Tesla shares jumped 7.1 percent after billionaire Chief Executive Officer Elon Musk reassured shareholders that building 5,000 of its mass-market Model 3 cars per week by the end of June was “quite likely”.
Troubled by the Facebook privacy scandal, worries over chipmakers and iPhone sales, as well as a generally shakier tone to stock markets since February, technology stocks have been back on a tear since the start of May.
“Investors are eager to find areas of the market in which there are still prospects of above-average revenue and earnings growth, given that we are in the ninth year of economic cycle,” said Scott Clemons, chief investment strategist for Brown Brothers Harriman in New York.
“Investors are focused on areas where potential is still there, with technology being one of them.”
Facebook fell 1.4 percent, after the social networking company confirmed it had collaborated with at least four Chinese companies over sharing certain user data.
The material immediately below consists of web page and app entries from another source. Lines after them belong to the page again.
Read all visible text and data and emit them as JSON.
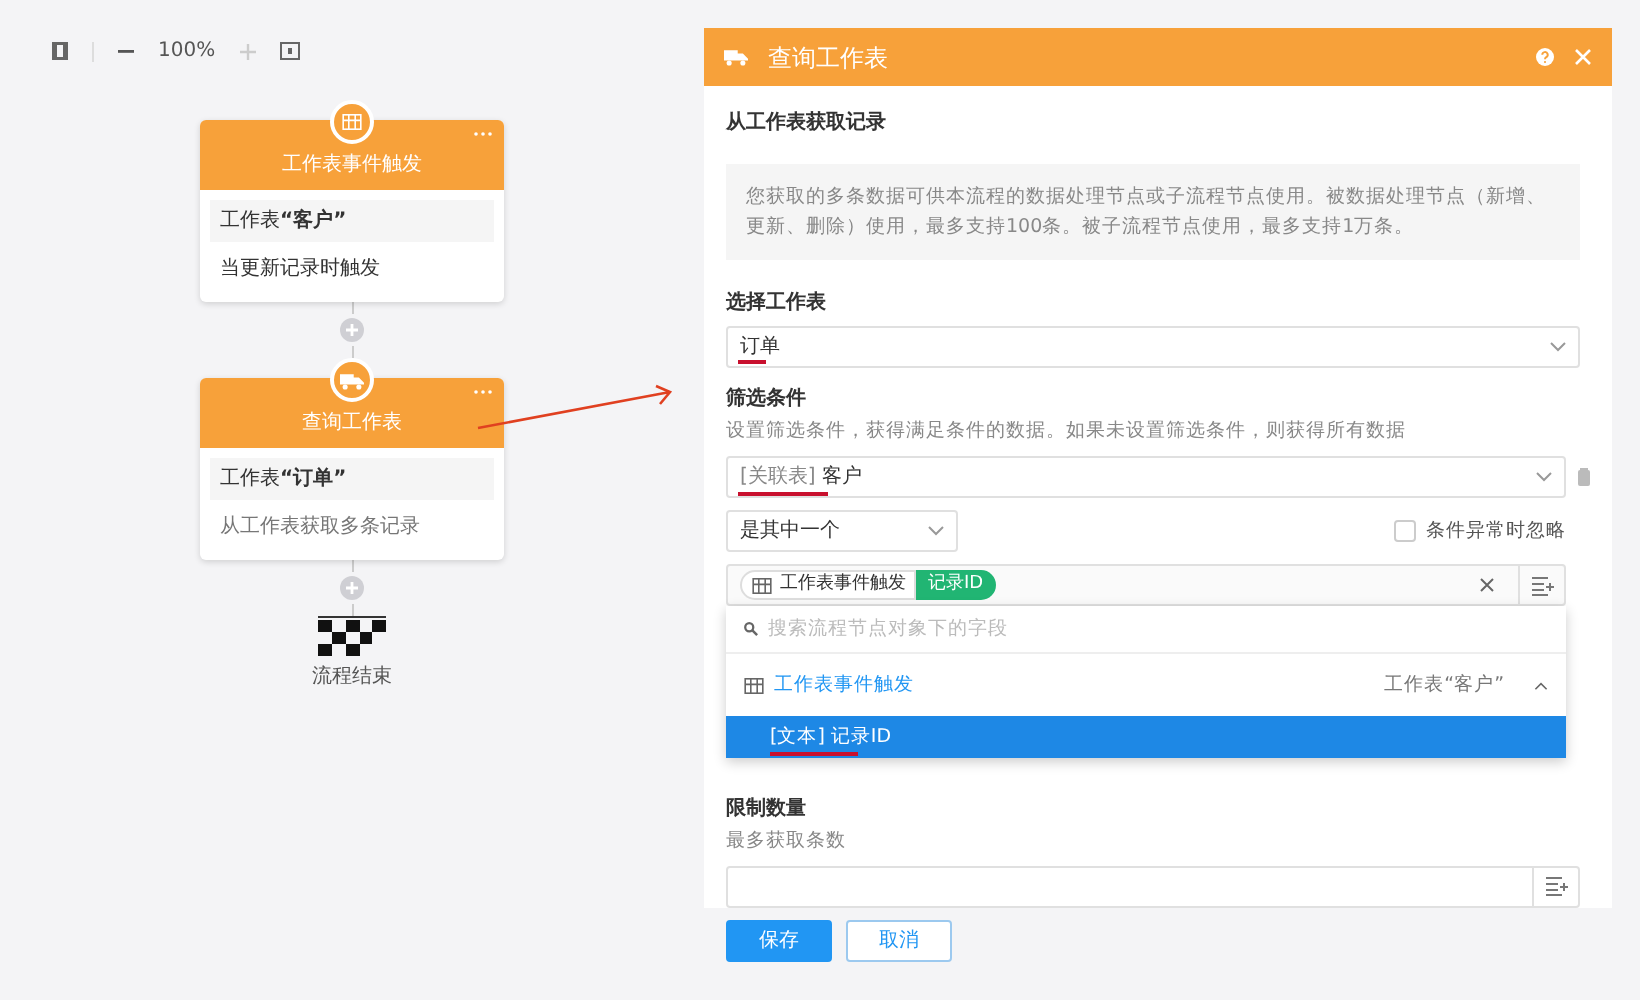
{
  "toolbar": {
    "zoom": "100%"
  },
  "nodes": [
    {
      "kind": "trigger",
      "title": "工作表事件触发",
      "sheet": "工作表**“客户”**",
      "description": "当更新记录时触发"
    },
    {
      "kind": "query",
      "title": "查询工作表",
      "sheet": "工作表**“订单”**",
      "description": "从工作表获取多条记录"
    }
  ],
  "end_node": {
    "label": "流程结束"
  },
  "panel": {
    "title": "查询工作表",
    "section_title": "从工作表获取记录",
    "notice": "您获取的多条数据可供本流程的数据处理节点或子流程节点使用。被数据处理节点（新增、更新、删除）使用，最多支持100条。被子流程节点使用，最多支持1万条。",
    "sheet_select": {
      "label": "选择工作表",
      "value": "订单"
    },
    "filter": {
      "label": "筛选条件",
      "hint": "设置筛选条件，获得满足条件的数据。如果未设置筛选条件，则获得所有数据",
      "field": {
        "tag": "[关联表]",
        "value": "客户"
      },
      "operator": "是其中一个",
      "ignore_error": {
        "label": "条件异常时忽略",
        "checked": false
      },
      "token": {
        "node": "工作表事件触发",
        "field": "记录ID"
      },
      "dropdown": {
        "placeholder": "搜索流程节点对象下的字段",
        "group": {
          "label": "工作表事件触发",
          "note": "工作表“客户”",
          "expanded": true
        },
        "options": [
          {
            "tag": "[文本]",
            "label": "记录ID",
            "selected": true
          }
        ]
      }
    },
    "limit": {
      "label": "限制数量",
      "hint": "最多获取条数"
    },
    "buttons": [
      {
        "label": "保存",
        "kind": "primary"
      },
      {
        "label": "取消",
        "kind": "secondary"
      }
    ]
  }
}
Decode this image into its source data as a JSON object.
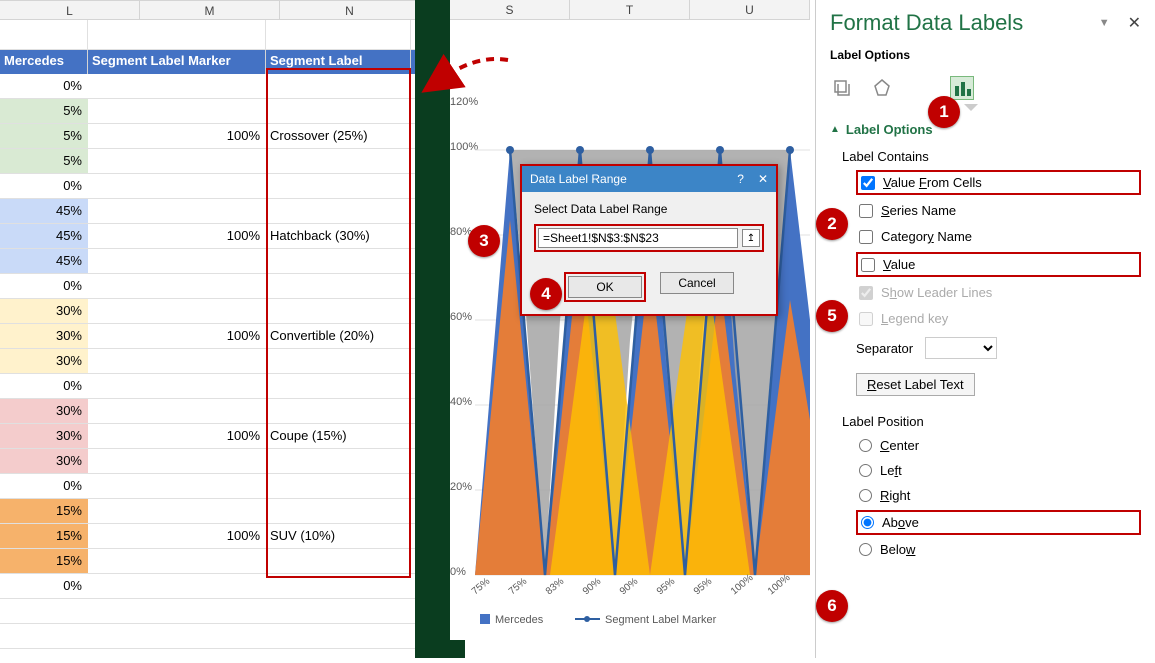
{
  "columns_1": [
    "L",
    "M",
    "N"
  ],
  "columns_2": [
    "S",
    "T",
    "U"
  ],
  "data_headers": {
    "L": "Mercedes",
    "M": "Segment Label Marker",
    "N": "Segment Label"
  },
  "rows": [
    {
      "L": "0%",
      "M": "",
      "N": "",
      "fill": "#ffffff"
    },
    {
      "L": "5%",
      "M": "",
      "N": "",
      "fill": "#d9ead3"
    },
    {
      "L": "5%",
      "M": "100%",
      "N": "Crossover (25%)",
      "fill": "#d9ead3"
    },
    {
      "L": "5%",
      "M": "",
      "N": "",
      "fill": "#d9ead3"
    },
    {
      "L": "0%",
      "M": "",
      "N": "",
      "fill": "#ffffff"
    },
    {
      "L": "45%",
      "M": "",
      "N": "",
      "fill": "#c9daf8"
    },
    {
      "L": "45%",
      "M": "100%",
      "N": "Hatchback (30%)",
      "fill": "#c9daf8"
    },
    {
      "L": "45%",
      "M": "",
      "N": "",
      "fill": "#c9daf8"
    },
    {
      "L": "0%",
      "M": "",
      "N": "",
      "fill": "#ffffff"
    },
    {
      "L": "30%",
      "M": "",
      "N": "",
      "fill": "#fff2cc"
    },
    {
      "L": "30%",
      "M": "100%",
      "N": "Convertible (20%)",
      "fill": "#fff2cc"
    },
    {
      "L": "30%",
      "M": "",
      "N": "",
      "fill": "#fff2cc"
    },
    {
      "L": "0%",
      "M": "",
      "N": "",
      "fill": "#ffffff"
    },
    {
      "L": "30%",
      "M": "",
      "N": "",
      "fill": "#f4cccc"
    },
    {
      "L": "30%",
      "M": "100%",
      "N": "Coupe (15%)",
      "fill": "#f4cccc"
    },
    {
      "L": "30%",
      "M": "",
      "N": "",
      "fill": "#f4cccc"
    },
    {
      "L": "0%",
      "M": "",
      "N": "",
      "fill": "#ffffff"
    },
    {
      "L": "15%",
      "M": "",
      "N": "",
      "fill": "#f6b26b"
    },
    {
      "L": "15%",
      "M": "100%",
      "N": "SUV (10%)",
      "fill": "#f6b26b"
    },
    {
      "L": "15%",
      "M": "",
      "N": "",
      "fill": "#f6b26b"
    },
    {
      "L": "0%",
      "M": "",
      "N": "",
      "fill": "#ffffff"
    }
  ],
  "dialog": {
    "title": "Data Label Range",
    "help": "?",
    "close": "✕",
    "prompt": "Select Data Label Range",
    "value": "=Sheet1!$N$3:$N$23",
    "ok": "OK",
    "cancel": "Cancel"
  },
  "pane": {
    "title": "Format Data Labels",
    "sub": "Label Options",
    "section": "Label Options",
    "label_contains": "Label Contains",
    "value_from_cells": "Value From Cells",
    "series_name": "Series Name",
    "category_name": "Category Name",
    "value": "Value",
    "show_leader": "Show Leader Lines",
    "legend_key": "Legend key",
    "separator": "Separator",
    "reset": "Reset Label Text",
    "label_position": "Label Position",
    "center": "Center",
    "left": "Left",
    "right": "Right",
    "above": "Above",
    "below": "Below"
  },
  "steps": {
    "s1": "1",
    "s2": "2",
    "s3": "3",
    "s4": "4",
    "s5": "5",
    "s6": "6"
  },
  "chart_data": {
    "type": "area",
    "x_tick_labels": [
      "75%",
      "75%",
      "83%",
      "90%",
      "90%",
      "95%",
      "95%",
      "100%",
      "100%"
    ],
    "ylim": [
      0,
      120
    ],
    "y_axis_ticks": [
      "0%",
      "20%",
      "40%",
      "60%",
      "80%",
      "100%",
      "120%"
    ],
    "legend": [
      "Mercedes",
      "Segment Label Marker"
    ],
    "series": [
      {
        "name": "blue",
        "color": "#4472c4"
      },
      {
        "name": "orange",
        "color": "#ed7d31"
      },
      {
        "name": "gray",
        "color": "#a5a5a5"
      },
      {
        "name": "yellow",
        "color": "#ffc000"
      },
      {
        "name": "marker",
        "type": "line",
        "color": "#2e5fa1"
      }
    ]
  }
}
In the largest-ever shakeup of the stock market’s broad business sectors, Facebook and Google parent Alphabet will move from the top-performing technology sector to telecommunications and media stocks this fall.
Analysts have said that the move could inject more volatility into the markets, as funds tracking these indexes will be forced to trade billions of dollars of stock to realign their holdings by a Sept. 28 effective date.
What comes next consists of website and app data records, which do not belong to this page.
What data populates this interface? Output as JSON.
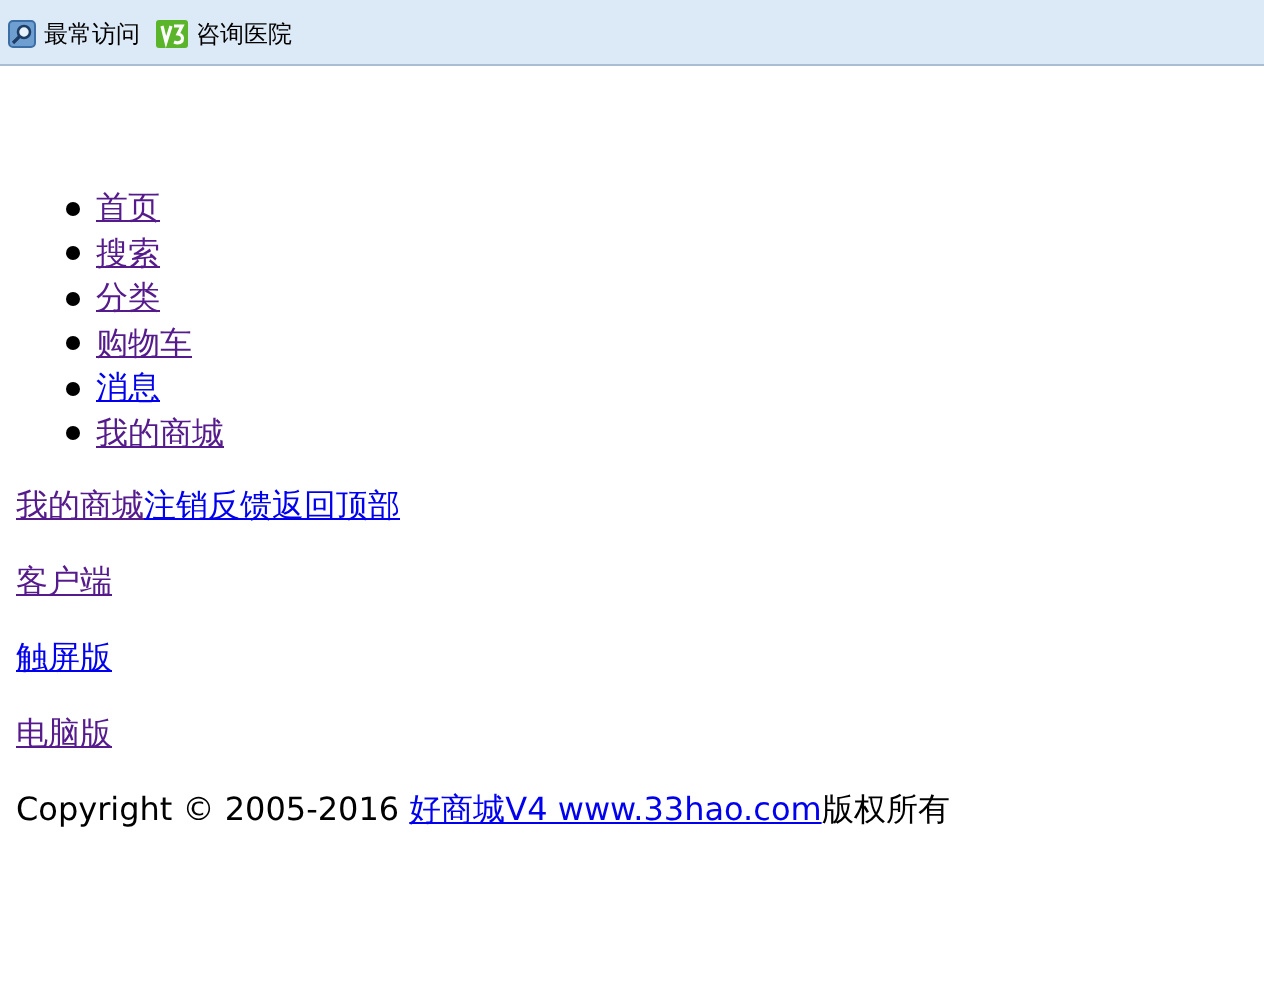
{
  "bookmarks_bar": [
    {
      "label": "最常访问",
      "kind": "search"
    },
    {
      "label": "咨询医院",
      "kind": "v3"
    }
  ],
  "nav": [
    {
      "label": "首页",
      "visited": true
    },
    {
      "label": "搜索",
      "visited": true
    },
    {
      "label": "分类",
      "visited": true
    },
    {
      "label": "购物车",
      "visited": true
    },
    {
      "label": "消息",
      "visited": false
    },
    {
      "label": "我的商城",
      "visited": true
    }
  ],
  "footer_links": [
    {
      "label": "我的商城",
      "visited": true
    },
    {
      "label": "注销",
      "visited": false
    },
    {
      "label": "反馈",
      "visited": false
    },
    {
      "label": "返回顶部",
      "visited": false
    }
  ],
  "version_links": [
    {
      "label": "客户端",
      "visited": true
    },
    {
      "label": "触屏版",
      "visited": false
    },
    {
      "label": "电脑版",
      "visited": true
    }
  ],
  "copyright": {
    "text": "Copyright © 2005-2016 ",
    "link": {
      "label": "好商城V4 www.33hao.com",
      "visited": false
    },
    "suffix": "版权所有"
  }
}
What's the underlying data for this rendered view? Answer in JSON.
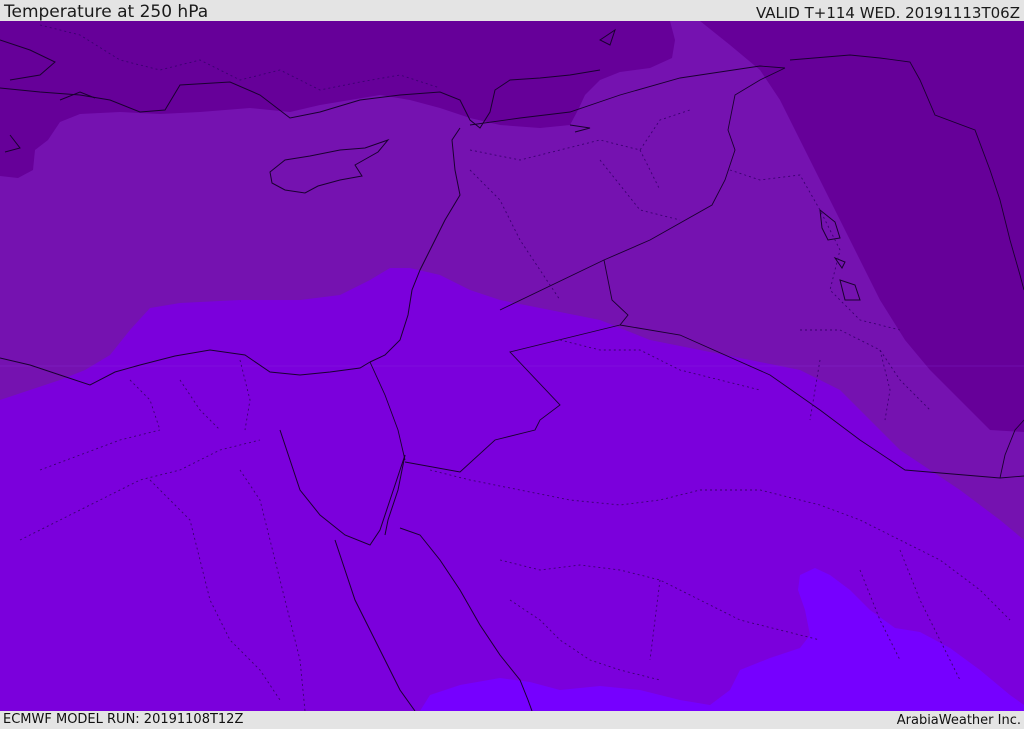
{
  "header": {
    "title": "Temperature at 250 hPa",
    "valid_time": "VALID T+114 WED. 20191113T06Z"
  },
  "footer": {
    "model_run": "ECMWF MODEL RUN: 20191108T12Z",
    "credit": "ArabiaWeather Inc."
  },
  "map": {
    "variable": "Temperature",
    "level": "250 hPa",
    "colors": {
      "darkest_band": "#660099",
      "dark_band": "#7512b0",
      "mid_band": "#7b00dc",
      "light_band": "#7600ff",
      "coastline": "#1a0030",
      "border_dotted": "#3b0070"
    }
  }
}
U.S. officials were weighing an offer by China to import an extra $70 billion of American goods over a year, as Beijing tries to defuse a potential trade war between the world’s two largest economies, according to sources.
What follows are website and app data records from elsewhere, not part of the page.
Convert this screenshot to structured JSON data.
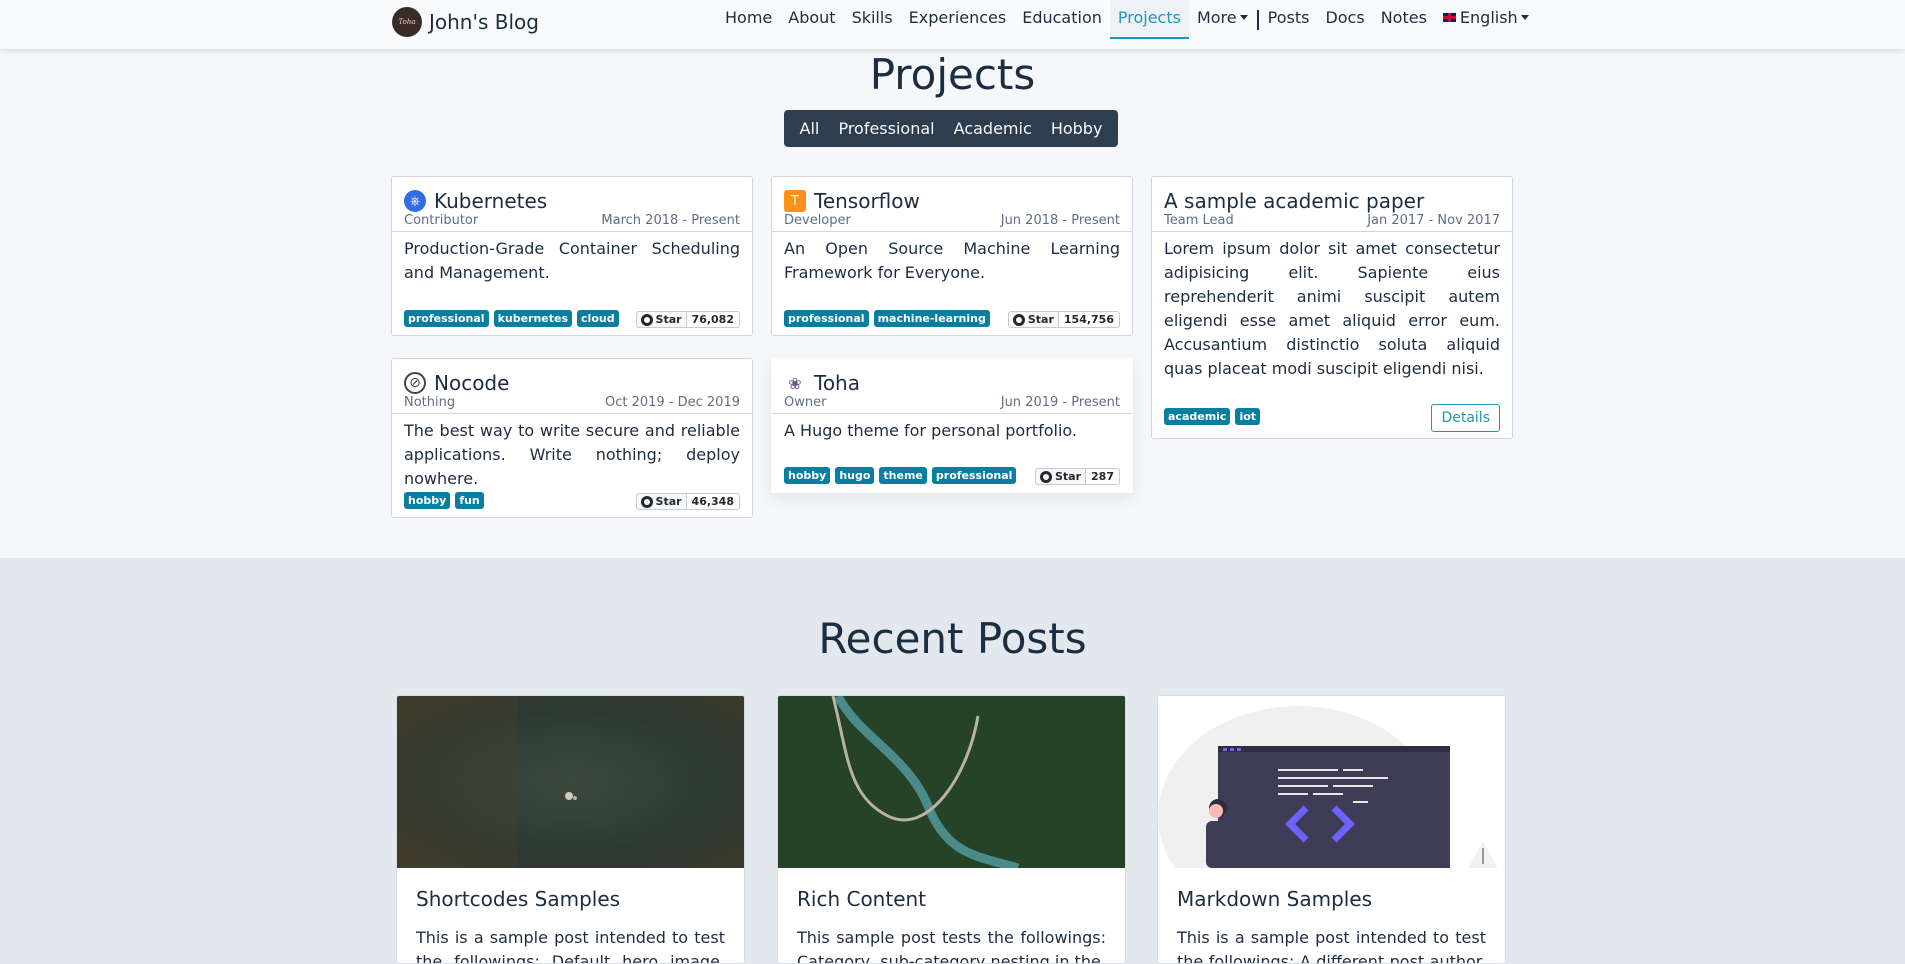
{
  "nav": {
    "brand": "John's Blog",
    "logo_text": "Toha",
    "items": [
      "Home",
      "About",
      "Skills",
      "Experiences",
      "Education",
      "Projects"
    ],
    "more": "More",
    "items2": [
      "Posts",
      "Docs",
      "Notes"
    ],
    "language": "English",
    "active": "Projects"
  },
  "projects": {
    "title": "Projects",
    "filters": [
      "All",
      "Professional",
      "Academic",
      "Hobby"
    ],
    "cards": [
      {
        "name": "Kubernetes",
        "role": "Contributor",
        "period": "March 2018 - Present",
        "description": "Production-Grade Container Scheduling and Management.",
        "tags": [
          "professional",
          "kubernetes",
          "cloud"
        ],
        "star_label": "Star",
        "stars": "76,082",
        "icon": "kubernetes-icon"
      },
      {
        "name": "Tensorflow",
        "role": "Developer",
        "period": "Jun 2018 - Present",
        "description": "An Open Source Machine Learning Framework for Everyone.",
        "tags": [
          "professional",
          "machine-learning"
        ],
        "star_label": "Star",
        "stars": "154,756",
        "icon": "tensorflow-icon"
      },
      {
        "name": "A sample academic paper",
        "role": "Team Lead",
        "period": "Jan 2017 - Nov 2017",
        "description": "Lorem ipsum dolor sit amet consectetur adipisicing elit. Sapiente eius reprehenderit animi suscipit autem eligendi esse amet aliquid error eum. Accusantium distinctio soluta aliquid quas placeat modi suscipit eligendi nisi.",
        "tags": [
          "academic",
          "iot"
        ],
        "details_label": "Details"
      },
      {
        "name": "Nocode",
        "role": "Nothing",
        "period": "Oct 2019 - Dec 2019",
        "description": "The best way to write secure and reliable applications. Write nothing; deploy nowhere.",
        "tags": [
          "hobby",
          "fun"
        ],
        "star_label": "Star",
        "stars": "46,348",
        "icon": "nocode-icon"
      },
      {
        "name": "Toha",
        "role": "Owner",
        "period": "Jun 2019 - Present",
        "description": "A Hugo theme for personal portfolio.",
        "tags": [
          "hobby",
          "hugo",
          "theme",
          "professional"
        ],
        "star_label": "Star",
        "stars": "287",
        "icon": "toha-icon"
      }
    ]
  },
  "posts": {
    "title": "Recent Posts",
    "items": [
      {
        "title": "Shortcodes Samples",
        "summary": "This is a sample post intended to test the followings: Default hero image. Different"
      },
      {
        "title": "Rich Content",
        "summary": "This sample post tests the followings: Category, sub-category nesting in the"
      },
      {
        "title": "Markdown Samples",
        "summary": "This is a sample post intended to test the followings: A different post author. Table"
      }
    ]
  }
}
U.S. President Donald Trump is due to attend a G7 summit in Canada later this week, where leaders are likely to discuss the global economy and concerns about U.S. trade policy.
Trump last week pushed on with imposing tariffs — 25 percent on steel and 10 percent on aluminum — on Canada, the EU and Mexico, with Mexico retaliating by putting tariffs on American products ranging from steel to bourbon.
“Investors have become accustomed to the way in which U.S. negotiations take place … market has read through it as a positioning, rather than an immediate threat,” said Clemons.
The benchmark U.S. Treasury yield rose to a near two-week high, after data showed that U.S. trade deficit unexpectedly fell to a seven-month low in April, supporting the view of an acceleration of domestic economic growth in the second quarter.
Bank stocks often trade in line with Treasury yields, as higher rates can boost their profits. The S&P banking index was up 2.1 percent.
At 12:49 a.m. ET, the Dow Jones Industrial Average was up 220.02 points, or 0.89 percent, at 25,020.00, the S&P 500 was up 10.96 points, or 0.40 percent, at 2,759.76 and the Nasdaq Composite was up 15.12 points, or 0.20 percent, at 7,652.98.
Advancing issues outnumbered decliners for a 1.23-to-1 ratio on the NYSE and for a 1.37-to-1 ratio on the Nasdaq.
The S&P index recorded 46 new 52-week highs and 10 new lows, while the Nasdaq recorded 223 new highs and 14 new lows.